Sunday, June 8, 2008

"Mad Max" Shade Bed Upgrade...

When we got here the shade bed was in pretty bad shape. The soil was hard as a rock, the boards holding the shade cloth were sagging or broken and the cloth flapped and sagged under the weight of achiote tree branches. It reminded me of the Mad Max roadside stand on the way to Shacks...where they sell Brazo Gitano "gypsy arms" and other stuff to the weary or starving. I didn't do anything for several months because I wasn't sure I needed a shade bed. Wasn't sure I'd use it...a flung a few tomato seeds in it and they rapidly became non-movable! I started to take leaves and twigs and weed wacked grass and put them in the "bed" to amend the hard soil. I have since moved a lot of wonderful soil out of that bed. I have also figured out that direct seeding isn't how to do it here -- everything does better if started in the shade bed until it gets a good root set on it. So the bed needed reworking. Here you can see how the walls are falling and slumping. They followed the slope of the ground. The first Jeff did was use rebar to make the top frame. Then I re-stretched the shade cloth and used fishing line to sew it up trampoline-style.

Then we argued about the best way to configure the bed. The framework wasn't you follow the slope of the ground or make things level... don't want to dig into feeder roots of the you cut blocks or no...the fishing line laid it all out for how to do it - not easy. It got done the best we could - level but not square.

Today I did the finishing work on the cinder blocks to pretty it up. I will most likely paint when it cures (brick red like the front benches - shows dirt less than the limy-yellow). The lower step will be for cuttings and seedlings. The tall step will be for composting. Pots will undoubtedly line up on the wall as they ready themselves for a transfer out into the wild.

I also made little compartments for tools - used the cinder block holes half filled. I am always placing trowels and pruners and cutting scissors on the ground and then wandering around for an hour to find them. Hopefully this storage place will help! I've got 5 holes for a trowel, plastic name markers and sharpie, scissors for cuttings (only in dry weather), gloves, who knows what I'll put in there? If it is a bad idea I can fill them up... So now my hands really hurt, my wrist hurts, my back hurts and I have "cement skin" ( I did wear gloves). I always do too much - it could have been a 2 day project, but I figured I'd hurt to much to do anything tomorrow! So tomorrow I can perch pots on the edges and tidy up! As a bonus we FINALLY got a little rain, maybe 1/4 inch. The last little bit we had was when we did the other cement project!

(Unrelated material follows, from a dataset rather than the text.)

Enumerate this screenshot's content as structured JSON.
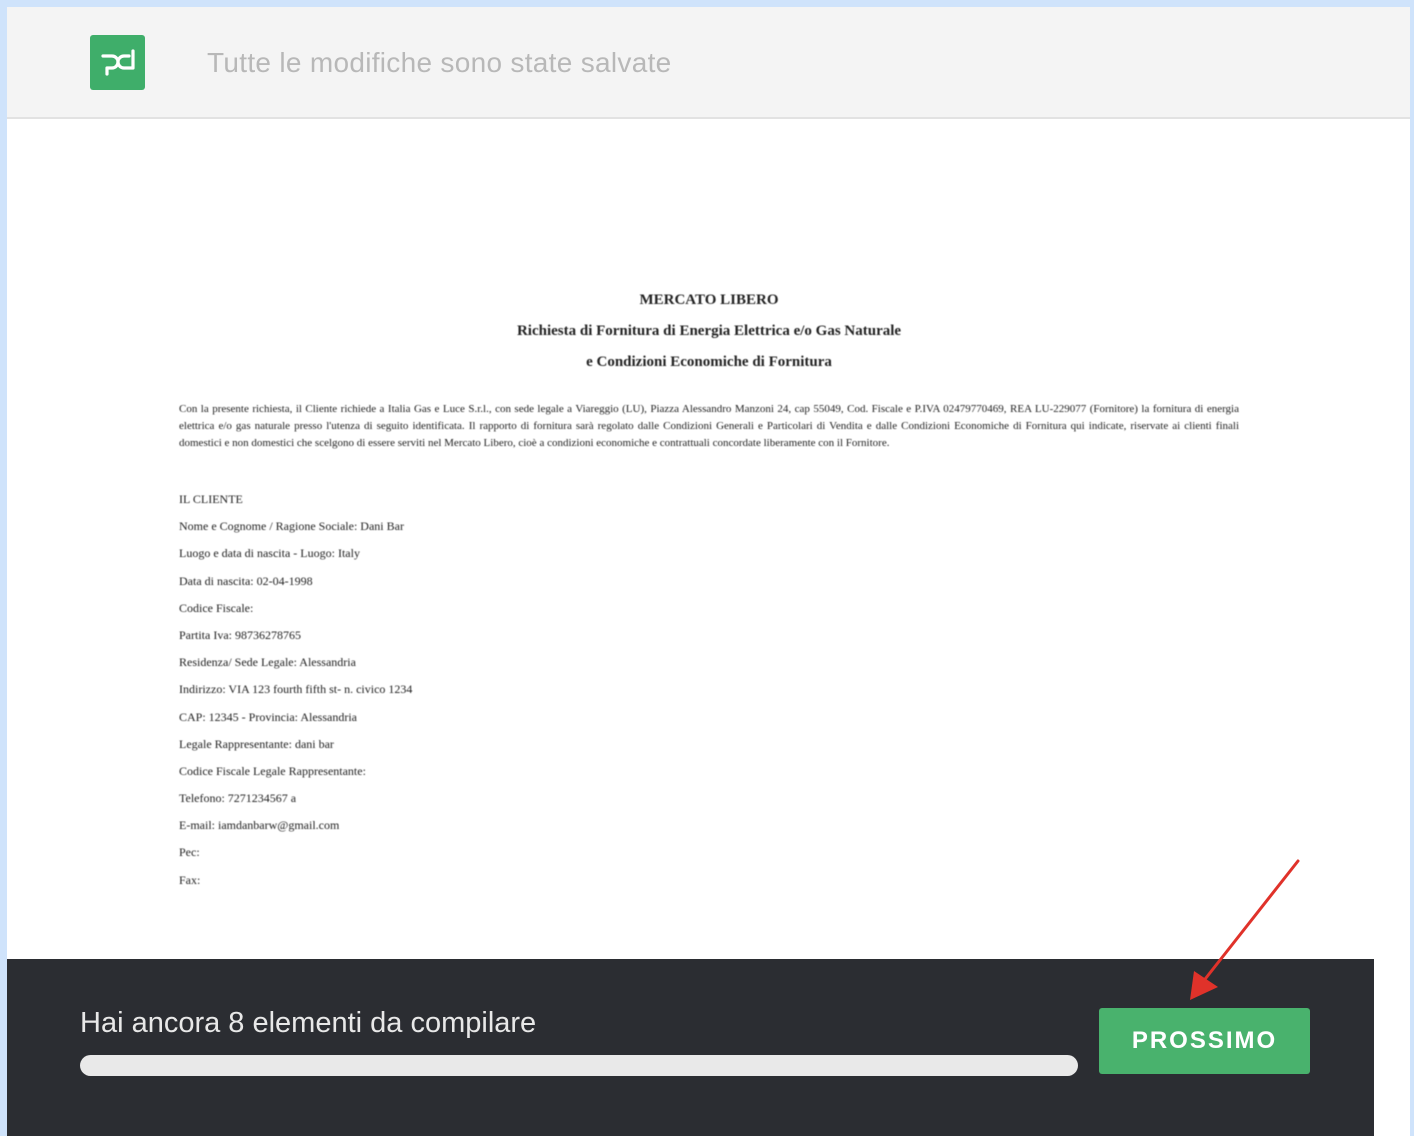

Anonymous said...

Hey, the Quenepas have a large seed covered with a delicious pulp. You just bite into it and remove the top half of the shell and then scrape the pulp with your teeth. They are delicious but won't be ready until, late July-early August. Just try one once in a while when they get nice and big and round(ish). They are VERY bitter if they're not ready so you'll know. When they are ready they are very sweet and AWESOME!!!

Jeff and Katrina Kruse said...

Thanks! We don't know what things should look like when they are ripe and some fruit (like corazons - our favorite) are ripe for only a day and then they are bad. When are breadfruit ripe? I'm looking for other fruit to fill in the gaps between the ones we have so there will always be something. We've got chinojas, chinas, corazons, aguacate,carambola (only got one blossom, and is still a young tree), tamarind (young without pods so far), soursop, nonis (too stinky to eat but a really pretty tree), and quenepas. What would fill in the gaps? thanks, katrina

Anonymous said...

"Carambola", or starfruit is absolutely awesome in PR. My grandfather has a tree in his back yard and they are ready when they start turning "orangeish" They will give a little when you squeeze them. When you are ready to eat a ripe one make sure that you bring a towel because the juices will run down your arm!!! Breadfruit tends to get kind of soft but I recommend getting a better source on this one. Also, mangoes grow like crazy and but it's a large tree so you need to plant it with caution. I recommend planting it away from the house because rodents love mangoes.
I have a friend that use to have giant mandarin oranges. They were awesome and rare. See if you can find such a tree. Nothing better than sitting on the porch at sunset eating a delicious mandarin from your own back yard!!!
By the way, acerolas are my favorite fruit. I miss them so. You are going to love those little suckers!!!

Have fun enjoying your new daily treasures from your yard!!!